- Two draft reports consisting of information identified during a literature review have undergone an initial interagency review.
- A draft of the assessment was sent to stakeholders for review on June 30, with comments due July 12, 2017.
EO Section 3. Cybersecurity for the Nation
The Executive Order recognizes the importance of cooperation of international partners, as well as the growth and sustainability of the cybersecurity workforce as the foundation for achieving U.S. Government objectives in cyberspace. Section 3 focuses on three main tasks. Specifically, it recognizes the importance of international engagement with allies and other partners to achieve U.S. government international cybersecurity priorities to span investigation, attribution, cyber threat information sharing, response, capacity building, and cooperation. In addition, Section 3 emphasizes the importance of ensuring the Nation has strategic options to deter adversaries and better protect the American people from cyber threats as well as working more strategically with international partners on these issues.
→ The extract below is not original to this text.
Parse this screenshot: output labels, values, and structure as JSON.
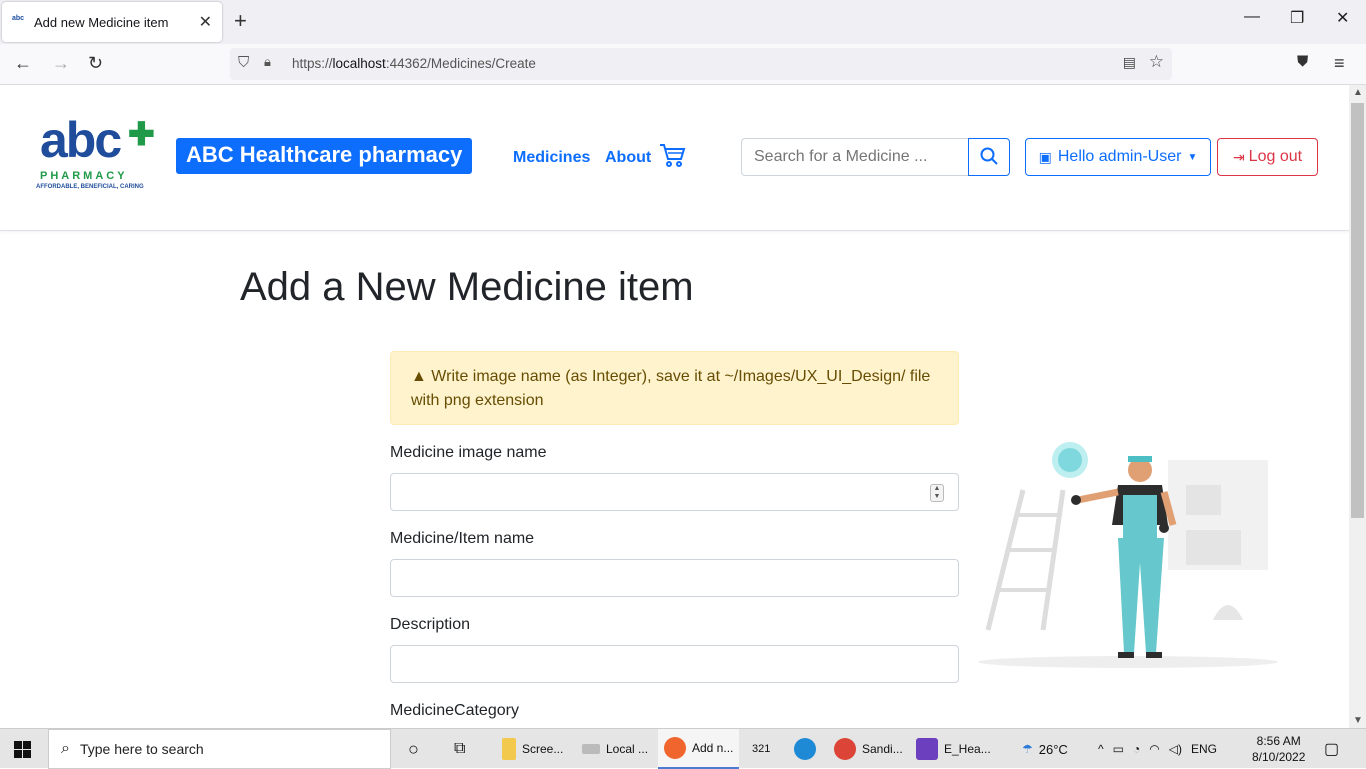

This section further prioritizes workforce development to sustain and grow our Nation’s cybersecurity workforce, and to maintain the country’s advantage in national security-related cyber capabilities.
On the international front, State, Treasury, DoD, DOJ, Commerce, DHS and the U.S. Trade Representative, in coordination with ODNI, are working on a joint report on deterrence. In preparation for an international engagement strategy on cybersecurity, State, DoD, Commerce, DHS, Treasury, and DOJ and FBI, have prepared a report on the international priorities of that department. The State Department will now begin work on the new strategy.
On the cyber workforce front, Federal Workforce Development subject matter experts from DHS, Commerce, DoD, the Department of Labor, the Department of Education, and the Office of Personnel Management are working on a joint assessment on how to support the growth and sustainment of the Nation’s cybersecurity workforce.
Stakeholder engagement plays a crucial role in the interagency work. Specific stakeholder engagement efforts to support the growth and sustainment of the Nation’s cybersecurity workforce include:
- NIST has written a Request for Information (RFI) for public comment on developing a report on the cybersecurity workforce. Once the RFI is released, the public will have an opportunity to contribute information for the benefit of the final report.
- To gather input for the report, NIST is planning the first public workshop to discuss EO 13800 on August 2, 2017 in Chicago, Ill. A second workshop in August may be held.
Additionally, work is underway by ODNI, in consultation with other agencies, to review and report on workforce development efforts of potential foreign cyber peers to identify foreign workforce development practices likely to affect U.S. cybersecurity competitiveness.